There’s an interesting tussle going on in New Zealand concerning public access to the Internet in libraries. Like a number of European countries, New Zealand has been trying to implement a “three-strikes” law that would require Internet service providers (ISPs) to cut off the Internet to subscribers who are caught three times illegally downloading copyrighted materials. New Zealand first attempted such a law in 2008, but the legislation would have required ISPs to kick people offline based only on accusations of infringement, not convictions, and public outcry then forced the government to rethink the law. Now it’s back, but the Library and Information Association of New Zealand Aotearoa (LIANZA) is warning that the law as now written may compel libraries to disconnect their public Internet access. If you’re thinking none of this has any relation to the U.S., the fourth link below brings it back home.
- Library internet faces axe (New Zealand Herald/Hamish Fletcher) “Parliament passed changes to the Copyright Act last month allowing copyright holders to issue warnings to those believed to have illegally downloaded content. A third suspected infringement allows the rights owner to seek a court order to fine offenders $15,000. Under the law, which takes effect in September, libraries would end up paying the fine because the account owner was responsible for any illegal downloading.”

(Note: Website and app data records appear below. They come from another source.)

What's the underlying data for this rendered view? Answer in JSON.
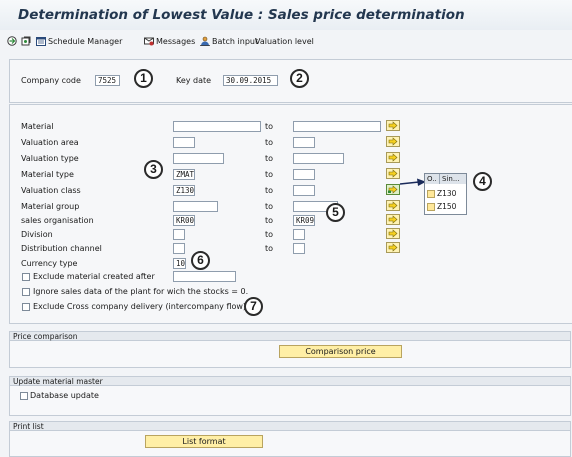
{
  "title": "Determination of Lowest Value : Sales price determination",
  "toolbar": {
    "icon1": "execute-icon",
    "icon2": "variant-icon",
    "schedule_manager": "Schedule Manager",
    "messages": "Messages",
    "batch_input": "Batch input",
    "valuation_level": "Valuation level"
  },
  "header_fields": {
    "company_code_label": "Company code",
    "company_code_value": "7525",
    "key_date_label": "Key date",
    "key_date_value": "30.09.2015"
  },
  "selection": {
    "to_label": "to",
    "rows": [
      {
        "label": "Material",
        "from": "",
        "to": ""
      },
      {
        "label": "Valuation area",
        "from": "",
        "to": ""
      },
      {
        "label": "Valuation type",
        "from": "",
        "to": ""
      },
      {
        "label": "Material type",
        "from": "ZMAT",
        "to": ""
      },
      {
        "label": "Valuation class",
        "from": "Z130",
        "to": ""
      },
      {
        "label": "Material group",
        "from": "",
        "to": ""
      },
      {
        "label": "sales organisation",
        "from": "KR00",
        "to": "KR09"
      },
      {
        "label": "Division",
        "from": "",
        "to": ""
      },
      {
        "label": "Distribution channel",
        "from": "",
        "to": ""
      }
    ],
    "currency_type_label": "Currency type",
    "currency_type_value": "10",
    "excl_material_label": "Exclude  material created after",
    "excl_material_value": "",
    "ignore_sales_label": "Ignore sales data of the plant for wich the stocks = 0.",
    "excl_cross_label": "Exclude Cross company delivery  (intercompany flow)"
  },
  "popup": {
    "col1": "O..",
    "col2": "Sin...",
    "items": [
      "Z130",
      "Z150"
    ]
  },
  "callouts": [
    "1",
    "2",
    "3",
    "4",
    "5",
    "6",
    "7"
  ],
  "price_comparison": {
    "header": "Price comparison",
    "button": "Comparison price"
  },
  "update_master": {
    "header": "Update material master",
    "checkbox": "Database update"
  },
  "print_list": {
    "header": "Print list",
    "button": "List format"
  },
  "colors": {
    "title_text": "#23374f",
    "button_yellow": "#ffefa6",
    "arrow_green": "#2e8b3a"
  }
}
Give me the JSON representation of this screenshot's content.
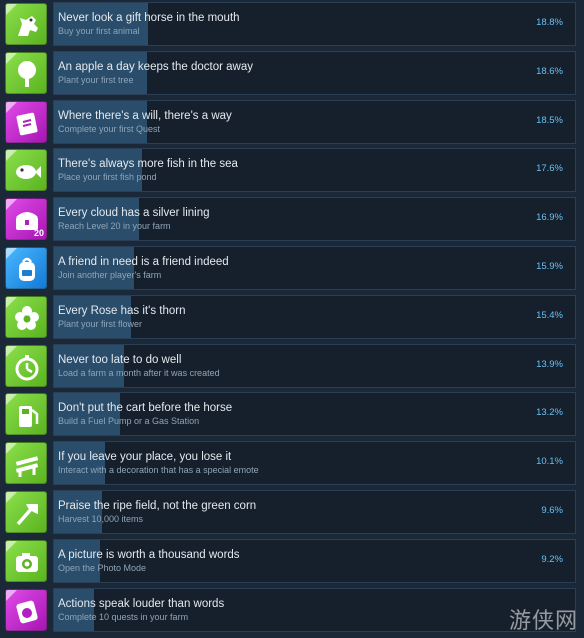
{
  "colors": {
    "background": "#1b2838",
    "panel": "#16202d",
    "progress_fill": "#2a4d6b",
    "percent_text": "#66c0f4",
    "icon_green": "#6fcb2f",
    "icon_purple": "#c62fd3",
    "icon_blue": "#2a95ee"
  },
  "achievements": [
    {
      "title": "Never look a gift horse in the mouth",
      "description": "Buy your first animal",
      "percent": "18.8%",
      "percent_value": 18.8,
      "icon": "horse-icon",
      "icon_color": "green",
      "badge": ""
    },
    {
      "title": "An apple a day keeps the doctor away",
      "description": "Plant your first tree",
      "percent": "18.6%",
      "percent_value": 18.6,
      "icon": "tree-icon",
      "icon_color": "green",
      "badge": ""
    },
    {
      "title": "Where there's a will, there's a way",
      "description": "Complete your first Quest",
      "percent": "18.5%",
      "percent_value": 18.5,
      "icon": "quest-scroll-icon",
      "icon_color": "purple",
      "badge": ""
    },
    {
      "title": "There's always more fish in the sea",
      "description": "Place your first fish pond",
      "percent": "17.6%",
      "percent_value": 17.6,
      "icon": "fish-icon",
      "icon_color": "green",
      "badge": ""
    },
    {
      "title": "Every cloud has a silver lining",
      "description": "Reach Level 20 in your farm",
      "percent": "16.9%",
      "percent_value": 16.9,
      "icon": "treasure-chest-icon",
      "icon_color": "purple",
      "badge": "20"
    },
    {
      "title": "A friend in need is a friend indeed",
      "description": "Join another player's farm",
      "percent": "15.9%",
      "percent_value": 15.9,
      "icon": "backpack-icon",
      "icon_color": "blue",
      "badge": ""
    },
    {
      "title": "Every Rose has it's thorn",
      "description": "Plant your first flower",
      "percent": "15.4%",
      "percent_value": 15.4,
      "icon": "flower-icon",
      "icon_color": "green",
      "badge": ""
    },
    {
      "title": "Never too late to do well",
      "description": "Load a farm a month after it was created",
      "percent": "13.9%",
      "percent_value": 13.9,
      "icon": "stopwatch-icon",
      "icon_color": "green",
      "badge": ""
    },
    {
      "title": "Don't put the cart before the horse",
      "description": "Build a Fuel Pump or a Gas Station",
      "percent": "13.2%",
      "percent_value": 13.2,
      "icon": "fuel-pump-icon",
      "icon_color": "green",
      "badge": ""
    },
    {
      "title": "If you leave your place, you lose it",
      "description": "Interact with a decoration that has a special emote",
      "percent": "10.1%",
      "percent_value": 10.1,
      "icon": "bench-icon",
      "icon_color": "green",
      "badge": ""
    },
    {
      "title": "Praise the ripe field, not the green corn",
      "description": "Harvest 10,000 items",
      "percent": "9.6%",
      "percent_value": 9.6,
      "icon": "axe-icon",
      "icon_color": "green",
      "badge": ""
    },
    {
      "title": "A picture is worth a thousand words",
      "description": "Open the Photo Mode",
      "percent": "9.2%",
      "percent_value": 9.2,
      "icon": "camera-icon",
      "icon_color": "green",
      "badge": ""
    },
    {
      "title": "Actions speak louder than words",
      "description": "Complete 10 quests in your farm",
      "percent": "",
      "percent_value": 8.0,
      "icon": "quest-stamp-icon",
      "icon_color": "purple",
      "badge": ""
    }
  ],
  "watermark": "游侠网"
}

- Submission to the Ministry of Economic Development on Copyright (Infringing File Sharing) Regulations 2011 [pdf] (LIANZA/Tony Millett) “This would hugely impede one of the major roles of libraries, which is to make information (including digital information) as widely and freely available as possible. Both the Aotearoa People’s Network, set up in public libraries to facilitate access to information and particularly to official and government information, and the latest rural broadband initiatives, will be seriously affected unless the new policies enforced by these regulations recognise best efforts by libraries to meet the spirit of the law.”
- New Zealand libraries considering shutting off public internet access to avoid three strikes law (Techdirt/Mike Masnick) “While various librarians insist they made this issue known to elected officials, the law makes no exception for operations like a library. That is, if three people in a library use the internet connection there for infringing purposes, the entire library may lose its internet access. Thus, in order to preserve internet access for those who work at the library, many New Zealand libraries are considering turning off internet access for the public.”
- American Embassy Wellington cable to U.S. Secretary of State, et al., 2009-04-03 (WikiLeaks) “Embassy will continue to stress with GNZ [Government of New Zealand] officials the need for a shorter rather than protracted timeline for the redraft and will ascertain the details of a notice and comment period for public submissions once released by GNZ. During this hiatus we’ve proposed holding DVC(s) [digital video conferences] between NZ and U.S. interlocutors to possibly help with drafting and as a public diplomacy tool to dispel public misperceptions about proper role of IPR [intellectual property rights] protection. U.S. agencies have the benefit of 10 years worth of experience in enforcing the U.S. Digital Millennium Copyright Act that may serve useful to New Zealand officials in their effort to implement section 92A.”
The Library and Information Association of New Zealand Aotearoa / Te Rau Herenga o Aotearoa represents 448 public, educational, commercial, industrial, legal, health, and government libraries in New Zealand.